— Problem statement —
Tally up the lines below that include the word "JSON". Answer with the number alone.

— Dataset excerpts —
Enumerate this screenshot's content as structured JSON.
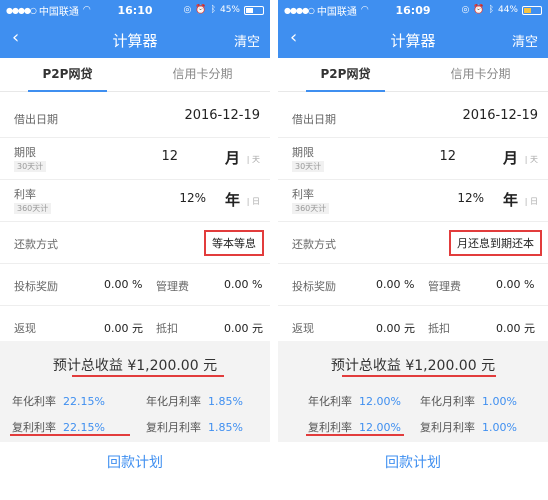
{
  "left": {
    "status": {
      "carrier": "中国联通",
      "time": "16:10",
      "battery": "45%",
      "battery_fraction": 0.45
    },
    "nav": {
      "title": "计算器",
      "clear": "清空"
    },
    "tabs": [
      "P2P网贷",
      "信用卡分期"
    ],
    "loan_date": {
      "label": "借出日期",
      "value": "2016-12-19"
    },
    "term": {
      "label": "期限",
      "sub": "30天计",
      "value": "12",
      "unit": "月",
      "alt_unit": "天"
    },
    "rate": {
      "label": "利率",
      "sub": "360天计",
      "value": "12",
      "percent": "%",
      "unit": "年",
      "alt_unit": "日"
    },
    "repay": {
      "label": "还款方式",
      "value": "等本等息"
    },
    "bonus": {
      "label": "投标奖励",
      "value": "0.00 %",
      "label2": "管理费",
      "value2": "0.00 %"
    },
    "cashback": {
      "label": "返现",
      "value": "0.00 元",
      "label2": "抵扣",
      "value2": "0.00 元"
    },
    "summary": {
      "total": "预计总收益  ¥1,200.00 元",
      "annual_label": "年化利率",
      "annual_value": "22.15%",
      "annual_month_label": "年化月利率",
      "annual_month_value": "1.85%",
      "compound_label": "复利利率",
      "compound_value": "22.15%",
      "compound_month_label": "复利月利率",
      "compound_month_value": "1.85%"
    },
    "plan": "回款计划"
  },
  "right": {
    "status": {
      "carrier": "中国联通",
      "time": "16:09",
      "battery": "44%",
      "battery_fraction": 0.44
    },
    "nav": {
      "title": "计算器",
      "clear": "清空"
    },
    "tabs": [
      "P2P网贷",
      "信用卡分期"
    ],
    "loan_date": {
      "label": "借出日期",
      "value": "2016-12-19"
    },
    "term": {
      "label": "期限",
      "sub": "30天计",
      "value": "12",
      "unit": "月",
      "alt_unit": "天"
    },
    "rate": {
      "label": "利率",
      "sub": "360天计",
      "value": "12",
      "percent": "%",
      "unit": "年",
      "alt_unit": "日"
    },
    "repay": {
      "label": "还款方式",
      "value": "月还息到期还本"
    },
    "bonus": {
      "label": "投标奖励",
      "value": "0.00 %",
      "label2": "管理费",
      "value2": "0.00 %"
    },
    "cashback": {
      "label": "返现",
      "value": "0.00 元",
      "label2": "抵扣",
      "value2": "0.00 元"
    },
    "summary": {
      "total": "预计总收益  ¥1,200.00 元",
      "annual_label": "年化利率",
      "annual_value": "12.00%",
      "annual_month_label": "年化月利率",
      "annual_month_value": "1.00%",
      "compound_label": "复利利率",
      "compound_value": "12.00%",
      "compound_month_label": "复利月利率",
      "compound_month_value": "1.00%"
    },
    "plan": "回款计划"
  },
  "colors": {
    "primary": "#3f8ff0",
    "highlight": "#e23c3c",
    "battery_low": "#f6c342"
  }
}
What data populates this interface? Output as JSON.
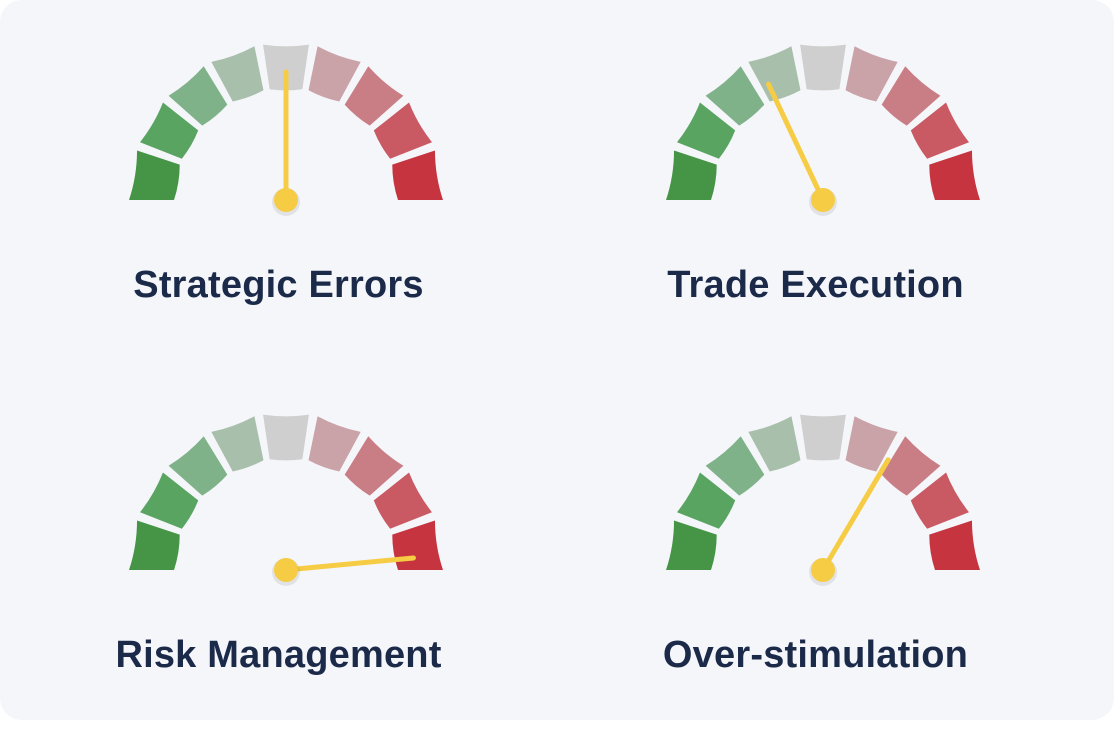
{
  "segment_colors": [
    "#469547",
    "#5aa462",
    "#80b28a",
    "#a8bfac",
    "#cfcfcf",
    "#c9a3a8",
    "#c97d85",
    "#c95a64",
    "#c6343f"
  ],
  "needle_color": "#f6cc45",
  "label_color": "#1c2a4a",
  "chart_data": [
    {
      "type": "gauge",
      "title": "Strategic Errors",
      "min": 0,
      "max": 1,
      "value": 0.5
    },
    {
      "type": "gauge",
      "title": "Trade Execution",
      "min": 0,
      "max": 1,
      "value": 0.36
    },
    {
      "type": "gauge",
      "title": "Risk Management",
      "min": 0,
      "max": 1,
      "value": 0.97
    },
    {
      "type": "gauge",
      "title": "Over-stimulation",
      "min": 0,
      "max": 1,
      "value": 0.67
    }
  ]
}
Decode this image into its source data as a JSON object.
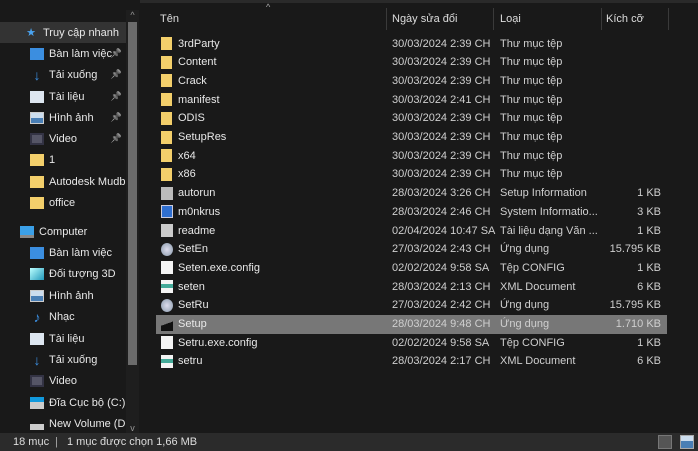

— Answer area —
3